The National Journal conducted a study of women congressional staffers on the Hill and has been releasing some of the findings in a series of articles. On Thursday, Sarah Mimms highlighted how women are still held back from certain networking and career opportunities. Many staffers, she writes, are "not allowed to spend one-on-one time with their male bosses."
Several female aides reported that they have been barred from staffing their male bosses at evening events, driving alone with their congressman or senator, or even sitting down one-on-one in his office for fear that others would get the wrong impression.
This is what happens when appearances are put ahead of substance. Sexual harassment shouldn't be reduced to the appearance of impropriety. Sexual harassment is an active choice that the harasser makes, and the way to fight it is to hold men who harass accountable, not to act like life on the Hill is taking place within a Victorian novel. Instead, because some powerful men mistreat women, the solution is to deprive women of opportunities for career advancement.
In Missouri this week, state house speaker John Diehl was caught in a "sexually charged" relationship with a college freshman interning in his office; Missouri Southern State University responded by shutting down the internship program. That is punishing people who have little or no power because some middle-aged man allegedly gave in to some teenager's flattering attentions.
You're not taking sexual harassment and abuse of power seriously if your solutions focus on depriving victims and potential victims of job opportunities.
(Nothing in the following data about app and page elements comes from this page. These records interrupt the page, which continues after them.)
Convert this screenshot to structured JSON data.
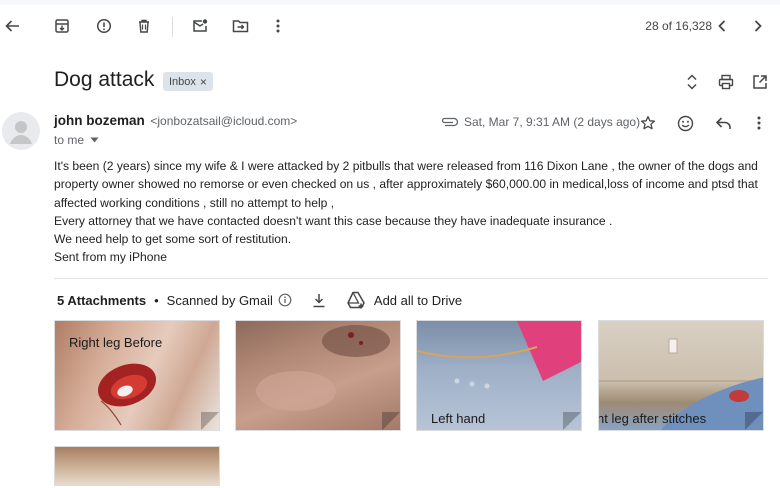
{
  "toolbar": {
    "counter": "28 of 16,328"
  },
  "email": {
    "subject": "Dog attack",
    "label": "Inbox",
    "label_remove": "×",
    "sender_name": "john bozeman",
    "sender_email": "<jonbozatsail@icloud.com>",
    "to": "to me",
    "date": "Sat, Mar 7, 9:31 AM (2 days ago)",
    "body": [
      "It's been (2 years) since my wife & I were attacked by 2 pitbulls that were  released from 116 Dixon Lane , the owner of the dogs and property owner showed no remorse or even checked on us , after approximately $60,000.00 in medical,loss of income and ptsd that affected working conditions , still no attempt to help ,",
      "Every attorney that we have contacted doesn't want this case because they have inadequate insurance .",
      "We need help to get some sort of restitution.",
      "Sent from my iPhone"
    ]
  },
  "attachments": {
    "count_label": "5 Attachments",
    "separator": "•",
    "scanned_label": "Scanned by Gmail",
    "drive_label": "Add all to Drive",
    "items": [
      {
        "overlay": "Right leg Before"
      },
      {
        "overlay": ""
      },
      {
        "overlay": "Left hand"
      },
      {
        "overlay": "nt leg after stitches"
      },
      {
        "overlay": ""
      }
    ]
  },
  "icons": {
    "back": "arrow-left-icon",
    "archive": "archive-icon",
    "spam": "report-spam-icon",
    "delete": "trash-icon",
    "mark_unread": "mark-unread-icon",
    "move": "move-to-icon",
    "more": "more-vert-icon",
    "prev": "chevron-left-icon",
    "next": "chevron-right-icon"
  }
}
These women are willing to run the risk that some gross older man will get grabby with them in order to advance their career; their bosses should meet them halfway by running the risk of "impropriety."